With tax season coming up, it’s likely that a number of individuals may be interested to know how they can go about filing tax returns after bankruptcy has taken place.
With tax season coming up, it’s likely that a number of individuals may be interested to know how they can go about filing tax returns after bankruptcy has taken place. For individuals who are hoping to avoid filing taxes after completing a bankruptcy, it is important to consider the responsibility of the taxpayer to share the details of their bankruptcy.
Filing taxes are important to bankruptcy and the bankruptcy code requires people to disclose their debts, as well as completed tax returns, to outline non-dischargeable debts in bankruptcy.
Types of non-dischargeable debts in bankruptcy
Certain types of debts are not considered to be the same as credit card debt or dischargeable debts within bankruptcy. Whether you’re buying a home, paying off medical expenses, or paying off other types of debts, there are a series of debts which are dischargeable under the U.S. bankruptcy code as well as some exceptions.
Certain types of debts like federally backed student loans are not something that can be discharged, but it is something that you can add to a tax return as part of your ongoing debts. Tax debts are also not something that you can negotiate.

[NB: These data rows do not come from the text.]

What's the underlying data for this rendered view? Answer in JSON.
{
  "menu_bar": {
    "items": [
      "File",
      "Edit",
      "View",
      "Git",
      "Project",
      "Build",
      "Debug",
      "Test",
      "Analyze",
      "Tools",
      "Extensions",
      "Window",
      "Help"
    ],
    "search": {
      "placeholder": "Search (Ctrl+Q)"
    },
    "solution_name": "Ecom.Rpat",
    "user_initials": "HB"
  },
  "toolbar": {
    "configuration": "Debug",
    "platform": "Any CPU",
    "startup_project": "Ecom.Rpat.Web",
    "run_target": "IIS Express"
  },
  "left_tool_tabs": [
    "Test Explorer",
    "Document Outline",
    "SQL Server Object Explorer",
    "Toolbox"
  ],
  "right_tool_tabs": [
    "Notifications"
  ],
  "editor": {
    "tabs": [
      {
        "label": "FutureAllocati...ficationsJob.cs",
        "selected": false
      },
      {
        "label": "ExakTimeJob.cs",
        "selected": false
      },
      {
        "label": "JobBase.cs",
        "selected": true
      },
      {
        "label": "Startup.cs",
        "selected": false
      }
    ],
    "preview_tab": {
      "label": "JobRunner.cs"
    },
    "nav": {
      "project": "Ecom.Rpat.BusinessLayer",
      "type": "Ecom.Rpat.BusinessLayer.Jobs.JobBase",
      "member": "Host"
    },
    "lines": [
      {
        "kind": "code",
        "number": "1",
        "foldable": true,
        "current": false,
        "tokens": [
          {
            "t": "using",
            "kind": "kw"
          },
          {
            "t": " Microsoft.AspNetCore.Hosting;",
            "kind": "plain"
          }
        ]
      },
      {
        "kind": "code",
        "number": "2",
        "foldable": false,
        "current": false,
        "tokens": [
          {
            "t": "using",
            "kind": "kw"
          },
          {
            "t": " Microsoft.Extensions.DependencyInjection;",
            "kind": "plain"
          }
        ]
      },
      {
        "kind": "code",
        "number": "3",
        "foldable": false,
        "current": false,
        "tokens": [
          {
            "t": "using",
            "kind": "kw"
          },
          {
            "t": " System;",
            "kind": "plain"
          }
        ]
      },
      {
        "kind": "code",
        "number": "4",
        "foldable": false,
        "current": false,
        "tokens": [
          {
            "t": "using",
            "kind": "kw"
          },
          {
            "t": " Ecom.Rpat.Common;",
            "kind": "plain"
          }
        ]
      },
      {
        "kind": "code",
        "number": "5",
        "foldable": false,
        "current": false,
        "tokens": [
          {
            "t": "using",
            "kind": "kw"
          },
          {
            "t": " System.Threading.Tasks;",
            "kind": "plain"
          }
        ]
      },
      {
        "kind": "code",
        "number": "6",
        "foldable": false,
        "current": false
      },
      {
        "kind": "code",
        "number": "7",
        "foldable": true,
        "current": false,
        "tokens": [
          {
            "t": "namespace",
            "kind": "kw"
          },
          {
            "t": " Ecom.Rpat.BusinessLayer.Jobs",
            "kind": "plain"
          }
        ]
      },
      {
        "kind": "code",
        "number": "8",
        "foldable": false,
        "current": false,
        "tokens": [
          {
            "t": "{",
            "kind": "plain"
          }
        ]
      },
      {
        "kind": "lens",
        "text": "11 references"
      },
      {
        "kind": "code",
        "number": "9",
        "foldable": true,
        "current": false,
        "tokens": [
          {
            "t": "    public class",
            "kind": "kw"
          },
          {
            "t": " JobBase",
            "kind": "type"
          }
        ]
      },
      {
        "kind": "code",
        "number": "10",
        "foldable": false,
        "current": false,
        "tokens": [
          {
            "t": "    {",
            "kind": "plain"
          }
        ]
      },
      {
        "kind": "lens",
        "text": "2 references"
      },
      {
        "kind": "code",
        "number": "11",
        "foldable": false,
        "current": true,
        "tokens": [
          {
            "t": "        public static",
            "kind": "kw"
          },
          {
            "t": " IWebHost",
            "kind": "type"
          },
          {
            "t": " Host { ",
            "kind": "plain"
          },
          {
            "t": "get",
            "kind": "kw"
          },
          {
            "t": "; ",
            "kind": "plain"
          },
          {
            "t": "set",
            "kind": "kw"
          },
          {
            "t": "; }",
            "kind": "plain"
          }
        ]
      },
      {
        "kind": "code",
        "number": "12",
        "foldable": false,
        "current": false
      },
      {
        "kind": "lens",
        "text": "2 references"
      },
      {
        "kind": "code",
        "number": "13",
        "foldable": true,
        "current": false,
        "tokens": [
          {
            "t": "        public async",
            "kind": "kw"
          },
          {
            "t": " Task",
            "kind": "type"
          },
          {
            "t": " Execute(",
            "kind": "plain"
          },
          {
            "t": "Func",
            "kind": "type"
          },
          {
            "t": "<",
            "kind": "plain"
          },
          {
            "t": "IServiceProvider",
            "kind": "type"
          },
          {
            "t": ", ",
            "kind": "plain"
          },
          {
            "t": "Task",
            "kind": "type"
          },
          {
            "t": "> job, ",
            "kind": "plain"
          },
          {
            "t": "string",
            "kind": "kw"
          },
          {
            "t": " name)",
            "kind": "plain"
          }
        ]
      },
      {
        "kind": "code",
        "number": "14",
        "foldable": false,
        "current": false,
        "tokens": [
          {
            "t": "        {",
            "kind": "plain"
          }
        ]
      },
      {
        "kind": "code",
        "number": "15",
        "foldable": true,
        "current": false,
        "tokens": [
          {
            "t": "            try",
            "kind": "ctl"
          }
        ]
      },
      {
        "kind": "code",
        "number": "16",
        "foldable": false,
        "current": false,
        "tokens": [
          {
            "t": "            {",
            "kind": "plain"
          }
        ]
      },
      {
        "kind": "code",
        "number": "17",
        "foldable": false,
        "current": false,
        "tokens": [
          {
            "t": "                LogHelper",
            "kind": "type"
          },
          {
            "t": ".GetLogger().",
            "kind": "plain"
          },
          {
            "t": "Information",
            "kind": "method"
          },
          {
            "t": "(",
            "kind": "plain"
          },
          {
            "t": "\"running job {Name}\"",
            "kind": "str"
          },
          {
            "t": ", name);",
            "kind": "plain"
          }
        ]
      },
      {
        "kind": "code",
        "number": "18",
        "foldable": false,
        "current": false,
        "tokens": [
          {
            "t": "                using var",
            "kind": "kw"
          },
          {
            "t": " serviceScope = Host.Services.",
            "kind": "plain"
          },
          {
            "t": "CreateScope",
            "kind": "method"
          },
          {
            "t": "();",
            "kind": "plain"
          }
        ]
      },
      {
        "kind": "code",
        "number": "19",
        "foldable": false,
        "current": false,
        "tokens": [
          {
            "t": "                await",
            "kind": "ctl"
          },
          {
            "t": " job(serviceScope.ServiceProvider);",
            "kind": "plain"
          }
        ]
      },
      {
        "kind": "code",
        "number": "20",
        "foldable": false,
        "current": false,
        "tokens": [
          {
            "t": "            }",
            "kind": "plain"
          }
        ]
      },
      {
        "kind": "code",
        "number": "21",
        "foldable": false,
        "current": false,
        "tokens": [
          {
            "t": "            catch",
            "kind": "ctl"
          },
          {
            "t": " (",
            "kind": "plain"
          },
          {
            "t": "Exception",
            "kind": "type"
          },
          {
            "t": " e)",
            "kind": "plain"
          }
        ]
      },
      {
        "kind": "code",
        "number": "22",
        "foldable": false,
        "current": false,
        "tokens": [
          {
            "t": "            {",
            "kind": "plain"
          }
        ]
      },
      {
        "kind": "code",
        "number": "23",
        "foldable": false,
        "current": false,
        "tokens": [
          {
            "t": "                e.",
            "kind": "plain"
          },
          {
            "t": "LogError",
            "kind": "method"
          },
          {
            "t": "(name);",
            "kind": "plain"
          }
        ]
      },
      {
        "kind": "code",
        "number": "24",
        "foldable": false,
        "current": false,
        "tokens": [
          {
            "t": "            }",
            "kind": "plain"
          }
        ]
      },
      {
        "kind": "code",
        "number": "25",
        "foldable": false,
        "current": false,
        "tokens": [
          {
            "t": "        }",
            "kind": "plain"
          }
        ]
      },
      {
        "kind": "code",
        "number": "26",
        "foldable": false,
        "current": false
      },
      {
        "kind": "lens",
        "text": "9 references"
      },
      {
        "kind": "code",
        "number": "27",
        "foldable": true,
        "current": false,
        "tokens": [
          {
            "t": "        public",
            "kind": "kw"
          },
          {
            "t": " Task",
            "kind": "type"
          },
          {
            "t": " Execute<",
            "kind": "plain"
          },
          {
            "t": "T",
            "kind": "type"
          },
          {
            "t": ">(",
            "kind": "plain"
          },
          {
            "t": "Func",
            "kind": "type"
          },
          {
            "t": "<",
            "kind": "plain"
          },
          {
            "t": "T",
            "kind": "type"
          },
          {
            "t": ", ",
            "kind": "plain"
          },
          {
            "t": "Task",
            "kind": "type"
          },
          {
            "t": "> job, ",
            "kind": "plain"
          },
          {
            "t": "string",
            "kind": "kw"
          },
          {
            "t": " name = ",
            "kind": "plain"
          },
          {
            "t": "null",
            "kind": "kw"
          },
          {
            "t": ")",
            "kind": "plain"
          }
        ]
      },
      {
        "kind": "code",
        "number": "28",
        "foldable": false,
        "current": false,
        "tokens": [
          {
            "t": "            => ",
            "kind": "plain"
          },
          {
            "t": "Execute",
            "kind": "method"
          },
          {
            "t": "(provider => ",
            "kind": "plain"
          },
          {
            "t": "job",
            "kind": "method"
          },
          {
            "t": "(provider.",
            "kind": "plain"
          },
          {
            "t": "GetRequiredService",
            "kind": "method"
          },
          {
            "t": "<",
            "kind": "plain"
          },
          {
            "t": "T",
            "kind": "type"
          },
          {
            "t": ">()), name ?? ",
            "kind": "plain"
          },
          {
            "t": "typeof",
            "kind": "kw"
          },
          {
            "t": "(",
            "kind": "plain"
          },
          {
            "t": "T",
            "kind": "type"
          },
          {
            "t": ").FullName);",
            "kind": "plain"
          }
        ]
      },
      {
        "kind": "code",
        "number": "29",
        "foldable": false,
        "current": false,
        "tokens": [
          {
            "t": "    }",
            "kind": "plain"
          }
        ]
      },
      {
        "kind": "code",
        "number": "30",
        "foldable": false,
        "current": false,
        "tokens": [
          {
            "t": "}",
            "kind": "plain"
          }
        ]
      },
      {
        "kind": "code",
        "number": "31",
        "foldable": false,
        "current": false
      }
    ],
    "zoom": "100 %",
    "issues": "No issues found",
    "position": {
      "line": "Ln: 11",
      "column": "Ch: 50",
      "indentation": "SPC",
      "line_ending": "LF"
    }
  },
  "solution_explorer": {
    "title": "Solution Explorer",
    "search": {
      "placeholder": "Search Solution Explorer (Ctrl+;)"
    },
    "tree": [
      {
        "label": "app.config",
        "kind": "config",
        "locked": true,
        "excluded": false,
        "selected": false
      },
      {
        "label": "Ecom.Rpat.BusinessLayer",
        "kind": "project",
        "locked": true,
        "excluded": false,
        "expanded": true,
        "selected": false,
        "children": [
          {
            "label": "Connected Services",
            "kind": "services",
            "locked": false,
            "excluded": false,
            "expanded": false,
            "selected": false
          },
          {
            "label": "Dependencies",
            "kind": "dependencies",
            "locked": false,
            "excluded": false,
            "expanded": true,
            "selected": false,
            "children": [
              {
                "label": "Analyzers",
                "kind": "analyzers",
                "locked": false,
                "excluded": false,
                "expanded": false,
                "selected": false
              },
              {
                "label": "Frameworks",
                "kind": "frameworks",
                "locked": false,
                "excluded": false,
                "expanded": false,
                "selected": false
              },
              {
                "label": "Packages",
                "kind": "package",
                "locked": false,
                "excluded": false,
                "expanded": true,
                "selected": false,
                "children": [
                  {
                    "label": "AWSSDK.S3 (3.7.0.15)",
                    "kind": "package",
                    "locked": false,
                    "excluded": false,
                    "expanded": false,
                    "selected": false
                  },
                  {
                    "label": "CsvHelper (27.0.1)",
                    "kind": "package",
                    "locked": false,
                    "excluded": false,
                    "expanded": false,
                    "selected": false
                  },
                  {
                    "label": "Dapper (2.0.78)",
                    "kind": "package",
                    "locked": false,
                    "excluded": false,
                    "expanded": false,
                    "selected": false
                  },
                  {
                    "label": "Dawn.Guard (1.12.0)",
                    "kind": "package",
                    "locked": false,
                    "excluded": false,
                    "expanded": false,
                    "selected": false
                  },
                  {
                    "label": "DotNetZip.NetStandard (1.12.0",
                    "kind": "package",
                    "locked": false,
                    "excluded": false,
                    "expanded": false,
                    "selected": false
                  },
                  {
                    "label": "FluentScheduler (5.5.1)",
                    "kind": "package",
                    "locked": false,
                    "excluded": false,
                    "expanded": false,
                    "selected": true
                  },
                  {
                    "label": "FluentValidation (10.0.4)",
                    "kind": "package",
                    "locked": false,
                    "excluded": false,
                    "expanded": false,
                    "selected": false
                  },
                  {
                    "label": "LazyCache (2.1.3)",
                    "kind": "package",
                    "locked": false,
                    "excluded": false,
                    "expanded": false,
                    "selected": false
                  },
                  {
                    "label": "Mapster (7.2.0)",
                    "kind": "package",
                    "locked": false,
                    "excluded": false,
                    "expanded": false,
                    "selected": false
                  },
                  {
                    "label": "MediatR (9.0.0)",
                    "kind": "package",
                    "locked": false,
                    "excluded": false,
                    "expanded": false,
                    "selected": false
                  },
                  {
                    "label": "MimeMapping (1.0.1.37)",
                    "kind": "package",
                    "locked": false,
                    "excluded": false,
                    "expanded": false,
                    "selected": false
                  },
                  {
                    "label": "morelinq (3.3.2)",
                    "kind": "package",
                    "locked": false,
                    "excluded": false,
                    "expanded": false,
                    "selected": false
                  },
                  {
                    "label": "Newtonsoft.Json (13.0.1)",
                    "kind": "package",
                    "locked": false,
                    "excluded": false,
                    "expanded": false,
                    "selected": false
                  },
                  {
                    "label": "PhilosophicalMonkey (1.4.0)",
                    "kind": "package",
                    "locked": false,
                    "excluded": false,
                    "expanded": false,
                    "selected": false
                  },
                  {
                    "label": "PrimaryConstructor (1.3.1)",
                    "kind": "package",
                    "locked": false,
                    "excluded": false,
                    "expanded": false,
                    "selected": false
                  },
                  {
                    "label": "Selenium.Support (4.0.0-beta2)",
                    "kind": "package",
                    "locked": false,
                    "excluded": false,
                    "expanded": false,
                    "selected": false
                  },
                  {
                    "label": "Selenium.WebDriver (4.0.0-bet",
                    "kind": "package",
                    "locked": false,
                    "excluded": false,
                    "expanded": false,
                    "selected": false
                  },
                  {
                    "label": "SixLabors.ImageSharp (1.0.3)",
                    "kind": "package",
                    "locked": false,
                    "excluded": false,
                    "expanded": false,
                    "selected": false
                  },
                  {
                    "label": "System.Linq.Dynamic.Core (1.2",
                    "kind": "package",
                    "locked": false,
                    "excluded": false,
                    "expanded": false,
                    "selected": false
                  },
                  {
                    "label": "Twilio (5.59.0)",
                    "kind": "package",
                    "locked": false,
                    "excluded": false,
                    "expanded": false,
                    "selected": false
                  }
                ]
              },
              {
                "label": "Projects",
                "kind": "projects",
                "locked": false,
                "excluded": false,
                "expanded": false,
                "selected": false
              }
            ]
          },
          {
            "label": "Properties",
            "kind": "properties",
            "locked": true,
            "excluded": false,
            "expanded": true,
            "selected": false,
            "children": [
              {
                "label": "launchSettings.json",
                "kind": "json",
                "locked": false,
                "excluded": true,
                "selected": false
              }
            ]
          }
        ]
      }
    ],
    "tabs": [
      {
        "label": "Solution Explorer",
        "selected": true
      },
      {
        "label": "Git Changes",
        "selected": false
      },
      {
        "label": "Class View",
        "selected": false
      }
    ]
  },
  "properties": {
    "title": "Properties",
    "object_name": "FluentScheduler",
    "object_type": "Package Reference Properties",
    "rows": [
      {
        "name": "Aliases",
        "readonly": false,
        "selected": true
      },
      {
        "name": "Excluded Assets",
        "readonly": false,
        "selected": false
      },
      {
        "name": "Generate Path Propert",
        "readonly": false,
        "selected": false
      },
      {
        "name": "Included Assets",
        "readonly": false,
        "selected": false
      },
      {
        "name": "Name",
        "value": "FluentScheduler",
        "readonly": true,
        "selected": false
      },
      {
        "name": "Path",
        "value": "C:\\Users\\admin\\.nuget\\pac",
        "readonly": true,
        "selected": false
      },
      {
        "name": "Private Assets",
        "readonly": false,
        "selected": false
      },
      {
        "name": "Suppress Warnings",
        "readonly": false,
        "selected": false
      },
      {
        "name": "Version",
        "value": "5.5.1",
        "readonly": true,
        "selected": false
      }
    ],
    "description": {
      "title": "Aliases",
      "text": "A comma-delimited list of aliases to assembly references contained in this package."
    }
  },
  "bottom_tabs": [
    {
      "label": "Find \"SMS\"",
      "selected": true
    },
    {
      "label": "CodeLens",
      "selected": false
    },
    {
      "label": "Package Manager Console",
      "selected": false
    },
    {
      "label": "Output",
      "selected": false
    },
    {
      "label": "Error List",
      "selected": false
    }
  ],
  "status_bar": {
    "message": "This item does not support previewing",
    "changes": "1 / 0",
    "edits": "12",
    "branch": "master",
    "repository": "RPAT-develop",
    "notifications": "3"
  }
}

Filing tax returns can be important as this is a debt that cannot be forgiven in the same way that many debts can be in bankruptcy. Tax debts, both as a result of unfiled tax returns and charges in relation to those unfiled returns or returns not filed on a regular basis, cannot be cleared or forgiven. Certain other tax debts may be wiped clean in bankruptcy, though.
The Ninth Circuit Court of Appeals determines non-dischargeable debt
A recent news story from the Ninth Circuit Court of Appeals clearly defines some of the main aspects of taxes that can be discharged in a court of law. A man tried to discharge tax debts of around $70,000 in year 2001. The IRS filed a series of substitute returns for him and assessed the ongoing penalties because he had not filed tax returns over several years. After seven years of not filing or amending a return, the man wanted to have this debt from his neglected tax returns discharged in a bankruptcy case.
The court did not directly accept the man’s late return and was not able to allow the debt to be discharged. If he was able to file and pay his tax return every year, it could have been possible that the debt would not exist in the first place. Also, it would have been forgiven if he was unable to pay his taxes.
If you are struggling to pay your current debts and you could use a hand managing ongoing tax returns/bankruptcy, you should consider speaking to a bankruptcy lawyer today. Our company can help you with a qualified bankruptcy lawyer that’s willing to take your case. Whether it’s been many years since you filed a tax return or you are struggling with a series of debts currently, we can take on your case keeping best interests in mind. Don’t let your debts continue to grow, let our company help you today.